Sulfiting agents are commonly used to preserve the color of foods, such as dried fruits and vegetables, and to inhibit the growth of microorganisms in fermented foods, like wine. Sulfites can also be found in beer, some fruit drinks, shrimp and some prepared foods. Although sulfites are safe for the majority of people, for some, they have been found to cause a reaction. For this reason, the FDA requires that when sulfites are added to foods in greater than 10 parts/million (or, 10 sulfite molecules per million molecules) they must be indicated on the label.
Myth: Since I’m allergic to peanuts, I can’t eat anything with peanut oil.
Reality: There are many misunderstandings regarding exactly what might stimulate the food allergic reaction. “Virtually all food allergens are proteins,” explained Steve L. Taylor, Ph.D., co-director of the Food Allergy Research and Resource Program at the University of Nebraska-Lincoln. “And, the process of refining oil removes the protein which would trigger an allergic reaction.” Oils used in processed foods and in cosmetics are highly refined and should pose no problem for the food allergic individual. Yet, caution should be taken with natural, cold pressed or flavored oils. These oils, as well as oil that has been used to cook peanuts (or another food to which an individual might have an allergy), might contain the protein of the allergen and should be avoided. For example, an individual with a fish allergy should ensure that the oil used to cook his or her food was not first used to fry fish.
Myth: I’m allergic to food additives.
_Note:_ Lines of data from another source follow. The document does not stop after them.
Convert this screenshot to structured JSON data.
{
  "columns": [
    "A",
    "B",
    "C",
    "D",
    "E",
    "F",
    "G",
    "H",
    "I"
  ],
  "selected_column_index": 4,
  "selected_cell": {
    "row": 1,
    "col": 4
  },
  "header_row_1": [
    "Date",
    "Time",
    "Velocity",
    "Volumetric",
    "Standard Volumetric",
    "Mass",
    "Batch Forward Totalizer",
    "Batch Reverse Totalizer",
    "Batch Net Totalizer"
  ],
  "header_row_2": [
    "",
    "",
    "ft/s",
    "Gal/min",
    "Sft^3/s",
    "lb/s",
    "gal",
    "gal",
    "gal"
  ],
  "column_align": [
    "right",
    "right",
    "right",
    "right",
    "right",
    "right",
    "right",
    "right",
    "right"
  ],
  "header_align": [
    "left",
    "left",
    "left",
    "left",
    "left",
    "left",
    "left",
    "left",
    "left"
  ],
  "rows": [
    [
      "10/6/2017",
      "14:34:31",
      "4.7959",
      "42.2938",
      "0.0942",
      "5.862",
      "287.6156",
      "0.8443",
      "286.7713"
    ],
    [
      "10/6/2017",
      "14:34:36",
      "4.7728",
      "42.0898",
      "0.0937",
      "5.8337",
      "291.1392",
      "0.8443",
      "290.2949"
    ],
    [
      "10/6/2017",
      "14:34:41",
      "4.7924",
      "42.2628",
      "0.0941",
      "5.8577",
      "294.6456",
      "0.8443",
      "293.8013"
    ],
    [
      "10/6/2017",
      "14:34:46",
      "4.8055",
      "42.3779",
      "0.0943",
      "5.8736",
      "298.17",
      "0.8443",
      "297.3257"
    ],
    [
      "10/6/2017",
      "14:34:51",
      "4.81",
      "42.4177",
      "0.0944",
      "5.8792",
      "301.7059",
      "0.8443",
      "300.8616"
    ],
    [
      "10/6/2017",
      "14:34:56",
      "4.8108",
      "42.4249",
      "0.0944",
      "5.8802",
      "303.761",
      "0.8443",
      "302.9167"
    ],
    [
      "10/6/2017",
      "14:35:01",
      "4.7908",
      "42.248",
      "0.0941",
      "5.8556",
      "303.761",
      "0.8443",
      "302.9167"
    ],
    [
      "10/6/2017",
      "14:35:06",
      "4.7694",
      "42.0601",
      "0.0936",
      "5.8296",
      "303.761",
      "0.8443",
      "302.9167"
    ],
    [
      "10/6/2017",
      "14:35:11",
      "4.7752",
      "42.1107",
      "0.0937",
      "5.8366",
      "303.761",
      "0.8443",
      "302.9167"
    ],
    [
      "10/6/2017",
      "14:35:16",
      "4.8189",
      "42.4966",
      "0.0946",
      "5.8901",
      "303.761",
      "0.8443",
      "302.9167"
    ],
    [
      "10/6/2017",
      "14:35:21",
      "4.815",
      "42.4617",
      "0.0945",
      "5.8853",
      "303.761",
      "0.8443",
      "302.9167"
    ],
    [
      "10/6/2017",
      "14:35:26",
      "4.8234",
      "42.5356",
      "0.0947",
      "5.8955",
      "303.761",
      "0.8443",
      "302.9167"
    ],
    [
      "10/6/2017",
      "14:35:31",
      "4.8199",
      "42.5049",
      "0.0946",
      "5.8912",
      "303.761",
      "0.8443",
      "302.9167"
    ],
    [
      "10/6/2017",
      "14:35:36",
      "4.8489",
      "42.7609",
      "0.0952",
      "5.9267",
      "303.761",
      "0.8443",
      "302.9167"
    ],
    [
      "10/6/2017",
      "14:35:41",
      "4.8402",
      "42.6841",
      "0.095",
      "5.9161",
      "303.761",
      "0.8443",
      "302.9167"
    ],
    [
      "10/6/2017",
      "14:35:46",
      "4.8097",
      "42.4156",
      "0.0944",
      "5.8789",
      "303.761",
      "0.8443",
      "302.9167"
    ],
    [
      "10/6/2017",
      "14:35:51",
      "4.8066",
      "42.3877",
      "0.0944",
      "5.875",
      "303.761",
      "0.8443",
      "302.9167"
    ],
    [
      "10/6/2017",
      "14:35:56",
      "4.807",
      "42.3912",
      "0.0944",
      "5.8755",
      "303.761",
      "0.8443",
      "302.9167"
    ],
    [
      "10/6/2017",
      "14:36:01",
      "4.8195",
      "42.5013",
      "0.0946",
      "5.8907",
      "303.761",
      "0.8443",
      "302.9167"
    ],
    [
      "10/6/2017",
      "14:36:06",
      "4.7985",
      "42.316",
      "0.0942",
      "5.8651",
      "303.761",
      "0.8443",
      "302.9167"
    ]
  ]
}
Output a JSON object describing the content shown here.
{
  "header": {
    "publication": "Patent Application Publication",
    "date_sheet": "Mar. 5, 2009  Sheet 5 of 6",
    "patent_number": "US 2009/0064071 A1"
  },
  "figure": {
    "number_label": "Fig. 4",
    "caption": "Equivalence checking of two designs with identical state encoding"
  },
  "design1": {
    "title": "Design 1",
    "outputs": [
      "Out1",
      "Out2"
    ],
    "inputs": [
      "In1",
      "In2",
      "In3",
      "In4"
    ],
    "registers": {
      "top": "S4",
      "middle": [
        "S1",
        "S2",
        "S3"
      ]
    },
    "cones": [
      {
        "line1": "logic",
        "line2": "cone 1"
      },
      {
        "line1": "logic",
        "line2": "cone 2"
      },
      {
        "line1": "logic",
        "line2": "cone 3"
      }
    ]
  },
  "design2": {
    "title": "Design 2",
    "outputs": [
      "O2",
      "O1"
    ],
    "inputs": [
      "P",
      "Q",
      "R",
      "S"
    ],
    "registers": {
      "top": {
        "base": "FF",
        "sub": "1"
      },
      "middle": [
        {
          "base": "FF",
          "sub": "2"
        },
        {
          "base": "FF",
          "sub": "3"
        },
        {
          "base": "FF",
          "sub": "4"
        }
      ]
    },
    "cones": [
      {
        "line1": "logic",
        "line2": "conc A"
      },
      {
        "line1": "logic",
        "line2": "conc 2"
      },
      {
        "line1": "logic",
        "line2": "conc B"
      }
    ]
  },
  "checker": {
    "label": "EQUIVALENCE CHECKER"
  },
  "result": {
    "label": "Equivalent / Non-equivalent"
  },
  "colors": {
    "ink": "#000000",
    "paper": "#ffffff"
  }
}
Reality: Other common misconceptions regarding food allergy are additives and preservatives. Although some — sulfites and tartrazine—have been shown to trigger asthma or hives in certain people, these reactions do not follow the same pathway observed with food. There are other food additives that have historically been associated with adverse reactions, but because they do not contain proteins or involve the immune system, true allergic pathways cannot be used to explain the reported reactions. In addition, many of these additives, including monosodium glutamate, aspartame and most food dyes have been studied extensively, and the results show little scientific evidence exists to suggest they cause any reaction at all.
Avoid Cross Contact!
Cross contact of foods with those that may present a food allergy problem is poorly understood and not well communicated. Although food processors are well aware of the dangers of cross contact and manage them appropriately, such caution is not always taken in the home, school cafeteria or restaurant. Although unintentional, the effects can be devastating. For some food allergic individuals, the most minute particle of the allergen can be fatal. Some examples of mishaps that can induce a food allergic reaction include:
Food allergy is certainly nothing to be taken lightly. Although its prevalence appears to be increasing, overreaction, self-diagnosis and incorrect assumptions only lead to skepticism of physicians and food service workers—obviously, a less-than-ideal situation for the truly allergic individual. It is vitally important to leave the diagnosis of a food allergy to a board-certified allergist.
The following organizations can help you more fully understand food allergy: The American Academy of Allergy, Asthma and Immunology (1-800-822-2762; www.aaaai.org) and the Food Allergy Network (1-800-929-4040; www.foodallergy.org). The International Food Information Council Foundation (http://www.foodinsight.org) can provide further information on food allergy and food and asthma. Also available is a food allergy poster designed for food service workers.